**What the task asks**
Each line of the entries below that holds "icon" is needed, copied in full.

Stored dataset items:

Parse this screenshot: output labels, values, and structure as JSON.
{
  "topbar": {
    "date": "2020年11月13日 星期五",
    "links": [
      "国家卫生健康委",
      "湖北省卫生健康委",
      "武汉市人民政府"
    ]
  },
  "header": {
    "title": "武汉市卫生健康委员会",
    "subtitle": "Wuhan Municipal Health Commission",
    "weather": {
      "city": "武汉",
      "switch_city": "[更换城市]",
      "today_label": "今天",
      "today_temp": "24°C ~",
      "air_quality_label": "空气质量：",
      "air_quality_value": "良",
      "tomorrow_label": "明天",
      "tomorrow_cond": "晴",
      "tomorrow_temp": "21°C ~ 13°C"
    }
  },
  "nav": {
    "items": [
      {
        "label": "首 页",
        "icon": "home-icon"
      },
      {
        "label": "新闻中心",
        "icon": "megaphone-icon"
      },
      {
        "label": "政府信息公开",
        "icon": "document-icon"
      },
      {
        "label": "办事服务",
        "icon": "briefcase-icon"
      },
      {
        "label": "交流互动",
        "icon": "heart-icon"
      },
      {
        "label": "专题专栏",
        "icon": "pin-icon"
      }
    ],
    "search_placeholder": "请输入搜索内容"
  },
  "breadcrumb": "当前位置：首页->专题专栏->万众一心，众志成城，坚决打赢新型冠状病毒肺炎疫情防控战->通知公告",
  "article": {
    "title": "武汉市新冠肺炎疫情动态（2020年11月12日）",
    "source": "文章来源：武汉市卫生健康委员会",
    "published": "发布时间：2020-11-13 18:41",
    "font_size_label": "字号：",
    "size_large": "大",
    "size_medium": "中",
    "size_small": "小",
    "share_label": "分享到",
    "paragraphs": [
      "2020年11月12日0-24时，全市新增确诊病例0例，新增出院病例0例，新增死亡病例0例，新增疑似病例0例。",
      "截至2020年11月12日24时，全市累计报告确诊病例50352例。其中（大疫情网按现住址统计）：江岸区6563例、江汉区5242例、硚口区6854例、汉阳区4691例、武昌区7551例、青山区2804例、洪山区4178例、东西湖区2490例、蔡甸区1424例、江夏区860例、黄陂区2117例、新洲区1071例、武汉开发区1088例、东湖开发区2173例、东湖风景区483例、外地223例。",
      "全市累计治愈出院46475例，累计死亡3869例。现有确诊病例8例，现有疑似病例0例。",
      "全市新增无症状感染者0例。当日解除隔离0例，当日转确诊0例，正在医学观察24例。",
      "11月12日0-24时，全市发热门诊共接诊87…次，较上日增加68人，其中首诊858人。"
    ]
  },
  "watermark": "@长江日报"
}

**Exercise answer**
        "icon": "home-icon"
        "icon": "megaphone-icon"
        "icon": "document-icon"
        "icon": "briefcase-icon"
        "icon": "heart-icon"
        "icon": "pin-icon"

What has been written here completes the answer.